I own a KH24 GUni and a ungeared 36er. I can tell you quite easily that riding the same benign, flatish XC trails is totally a different experience on the KH24 in high gear vs. the same trails on the 36er. It’s MUCH easier to ride these trails on the 36er! I know a lot of this has to do with my lack of regular riding and skill level, but only so much. You see the 36er naturally rolls over stuff that I have to be a bit more careful with when on the 24" wheel. In addition there is the added difficulty on the geared uni of “delayed reaction pedaling” (for lack of a good phrase), basically you don’t get immediate response in high-gear like you would on a fixed gear, this is something you’ll experience once you get your KH/Schlumpf Hub; hard to explain. These two factors make it more difficult to ride at 36er speeds on the same XC trails. However this isn’t to say it isn’t doable or isn’t fun; on the contrary it’s quite fun to zoom along the roads and easier XC trails in high gear. It’s an absolute blast! But it’s also fun to approach that next trail section that is highly technical and be able to down shift and continue on your merry way!!
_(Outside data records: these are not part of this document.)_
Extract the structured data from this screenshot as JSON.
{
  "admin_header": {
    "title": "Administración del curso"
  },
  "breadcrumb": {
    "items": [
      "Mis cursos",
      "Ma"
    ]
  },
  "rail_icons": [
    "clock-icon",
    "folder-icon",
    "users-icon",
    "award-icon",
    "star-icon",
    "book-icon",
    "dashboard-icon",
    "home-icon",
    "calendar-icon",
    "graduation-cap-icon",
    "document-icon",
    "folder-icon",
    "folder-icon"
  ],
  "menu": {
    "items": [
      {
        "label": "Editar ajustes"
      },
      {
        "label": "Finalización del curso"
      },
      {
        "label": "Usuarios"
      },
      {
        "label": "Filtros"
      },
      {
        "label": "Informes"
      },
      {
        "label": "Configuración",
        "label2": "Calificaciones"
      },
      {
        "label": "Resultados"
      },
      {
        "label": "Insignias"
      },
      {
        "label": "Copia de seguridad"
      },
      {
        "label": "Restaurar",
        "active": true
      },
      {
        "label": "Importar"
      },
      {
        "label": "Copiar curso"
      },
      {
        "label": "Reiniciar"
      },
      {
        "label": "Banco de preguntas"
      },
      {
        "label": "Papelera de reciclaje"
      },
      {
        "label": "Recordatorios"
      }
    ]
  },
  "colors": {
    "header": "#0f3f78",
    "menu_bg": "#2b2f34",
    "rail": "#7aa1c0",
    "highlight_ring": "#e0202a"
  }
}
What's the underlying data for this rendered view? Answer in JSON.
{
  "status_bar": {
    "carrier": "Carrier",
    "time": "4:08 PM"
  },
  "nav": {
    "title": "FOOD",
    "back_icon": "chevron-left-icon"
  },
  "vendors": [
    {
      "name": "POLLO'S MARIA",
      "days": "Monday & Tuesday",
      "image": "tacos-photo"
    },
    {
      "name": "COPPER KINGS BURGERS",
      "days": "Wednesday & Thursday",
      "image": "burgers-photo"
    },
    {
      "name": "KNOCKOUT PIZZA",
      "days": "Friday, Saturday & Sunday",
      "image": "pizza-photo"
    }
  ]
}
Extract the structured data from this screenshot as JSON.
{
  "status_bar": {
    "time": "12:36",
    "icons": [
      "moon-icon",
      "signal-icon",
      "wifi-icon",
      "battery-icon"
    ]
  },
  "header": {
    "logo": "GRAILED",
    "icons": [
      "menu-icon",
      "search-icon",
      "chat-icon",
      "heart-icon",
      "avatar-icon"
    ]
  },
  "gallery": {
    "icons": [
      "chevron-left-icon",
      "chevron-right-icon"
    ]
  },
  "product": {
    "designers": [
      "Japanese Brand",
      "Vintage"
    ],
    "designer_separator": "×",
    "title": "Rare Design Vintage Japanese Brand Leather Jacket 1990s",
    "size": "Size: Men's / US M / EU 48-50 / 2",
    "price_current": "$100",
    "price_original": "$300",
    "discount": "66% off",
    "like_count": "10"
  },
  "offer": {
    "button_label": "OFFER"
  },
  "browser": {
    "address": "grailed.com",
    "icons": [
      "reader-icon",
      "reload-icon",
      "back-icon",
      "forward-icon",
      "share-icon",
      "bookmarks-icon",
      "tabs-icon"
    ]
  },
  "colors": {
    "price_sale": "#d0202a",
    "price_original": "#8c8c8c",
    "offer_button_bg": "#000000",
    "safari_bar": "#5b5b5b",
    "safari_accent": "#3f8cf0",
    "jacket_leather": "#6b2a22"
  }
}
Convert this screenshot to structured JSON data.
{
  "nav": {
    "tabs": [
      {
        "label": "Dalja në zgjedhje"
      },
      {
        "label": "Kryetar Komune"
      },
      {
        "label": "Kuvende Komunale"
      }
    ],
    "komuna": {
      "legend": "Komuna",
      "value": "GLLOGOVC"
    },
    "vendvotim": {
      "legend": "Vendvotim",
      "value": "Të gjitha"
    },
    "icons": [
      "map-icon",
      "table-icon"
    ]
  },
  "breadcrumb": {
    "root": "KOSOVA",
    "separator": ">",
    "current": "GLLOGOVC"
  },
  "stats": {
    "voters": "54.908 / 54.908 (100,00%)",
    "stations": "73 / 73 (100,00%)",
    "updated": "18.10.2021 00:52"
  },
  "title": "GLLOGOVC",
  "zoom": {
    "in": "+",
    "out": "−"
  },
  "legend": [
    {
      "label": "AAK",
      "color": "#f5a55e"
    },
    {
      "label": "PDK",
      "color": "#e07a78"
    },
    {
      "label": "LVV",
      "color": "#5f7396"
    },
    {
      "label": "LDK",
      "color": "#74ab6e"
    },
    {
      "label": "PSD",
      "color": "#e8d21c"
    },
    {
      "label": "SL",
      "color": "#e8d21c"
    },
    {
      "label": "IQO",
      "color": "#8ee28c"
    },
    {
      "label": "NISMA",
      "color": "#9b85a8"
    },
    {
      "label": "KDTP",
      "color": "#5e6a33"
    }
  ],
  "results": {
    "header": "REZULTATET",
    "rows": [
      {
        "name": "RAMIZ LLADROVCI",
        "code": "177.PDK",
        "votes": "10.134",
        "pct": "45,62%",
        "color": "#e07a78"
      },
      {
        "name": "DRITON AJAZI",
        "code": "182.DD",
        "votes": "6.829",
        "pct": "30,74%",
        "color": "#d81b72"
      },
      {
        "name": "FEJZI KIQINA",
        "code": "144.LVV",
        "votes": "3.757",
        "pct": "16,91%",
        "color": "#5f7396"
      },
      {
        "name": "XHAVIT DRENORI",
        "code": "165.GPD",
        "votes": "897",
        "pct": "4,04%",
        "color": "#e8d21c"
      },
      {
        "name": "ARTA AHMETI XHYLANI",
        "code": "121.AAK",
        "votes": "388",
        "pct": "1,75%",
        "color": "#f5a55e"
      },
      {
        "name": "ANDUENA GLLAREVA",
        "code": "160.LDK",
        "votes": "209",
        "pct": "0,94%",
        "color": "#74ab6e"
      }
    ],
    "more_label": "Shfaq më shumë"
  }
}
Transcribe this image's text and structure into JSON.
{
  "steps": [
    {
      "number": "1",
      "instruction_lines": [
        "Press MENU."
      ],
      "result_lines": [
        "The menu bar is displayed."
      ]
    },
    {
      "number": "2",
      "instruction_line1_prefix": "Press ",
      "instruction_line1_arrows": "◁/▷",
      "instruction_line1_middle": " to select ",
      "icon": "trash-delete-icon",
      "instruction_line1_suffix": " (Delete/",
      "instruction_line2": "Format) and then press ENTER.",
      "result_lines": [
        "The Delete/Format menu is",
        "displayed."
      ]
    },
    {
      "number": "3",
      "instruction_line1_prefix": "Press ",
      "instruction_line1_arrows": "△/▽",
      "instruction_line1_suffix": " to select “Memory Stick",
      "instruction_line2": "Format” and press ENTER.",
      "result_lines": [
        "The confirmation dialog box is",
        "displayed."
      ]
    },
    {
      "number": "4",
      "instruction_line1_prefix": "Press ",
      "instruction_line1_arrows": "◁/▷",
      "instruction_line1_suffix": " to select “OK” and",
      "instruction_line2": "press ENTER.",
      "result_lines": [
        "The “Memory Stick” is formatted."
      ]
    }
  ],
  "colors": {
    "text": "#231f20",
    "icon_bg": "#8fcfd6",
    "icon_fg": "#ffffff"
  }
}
In a nut shell, 36er riding is a totally different experience than geared 24er riding!

Something like this?

I’d be interested in the concept of a fixed geared hub too, if it was cheaper than a Schlumpf. I love my 36 and I expect it’s a nicer ride than a small uni geared up. However, there’s less choice in tyres (can’t go for a super lightweight 36er tyre without shaving an existing model) and everything else. And I can’t easily transport it, either in small cars, or on public transport.

For that matter, it might be quite cool to have a slight up-gearing on a 36er. Combined with 170mm cranks and maybe one of the frames allowing bicycle-like posture which various people here have been experimenting with, it could be quite a nice machine for eating up distance in a relaxed way.

Maybe what you’re trying to describe has to do with the fact that if you pedal forward on an upgeared unicycle like a Schlumpf in high gear, there is a reaction force from the gear system that tries to rotate the unicycle frame forward. So if you encounter, say, a bump and tend to fall forward, and your natural reaction is to push harder on the front pedal, then part of this force results in the uni initially rotating forward even more. Therefore you need even more force on the pedal, and if you’re not yet used to this effect, you will exert this additional force after a short while, i.e. once you notice that your initial reaction is not enough. This may indeed come across as a delay.
With experience you will learn to anticipate this and give the right amount of correction force right away, but it’s never as intuitive as it is on a fixed unicycle. Or at least that’s true in my case, and I’ve been riding Schlumpf since 2005.

I don’t think I would like a high fixed gear. I did not really like my Schlumpf until I could shift while riding. I have a hard time free mounting and starting in high gear (unless going downhill). I have a 26" GUni and it’s much harder to get going in high gear than on my ungeared 36". The “play” or “knockiness” with the hub doesn’t bother me at all. It’s just difficult to gain momentum from a dead stop. Maybe other Schlumpfers don’t share that difficulty.

Whilst we’re on this, a down gearing system would also be nice. Cool if it’s shiftable but even if not, it’d be quite interesting doing muni on a geared down 36, for instance…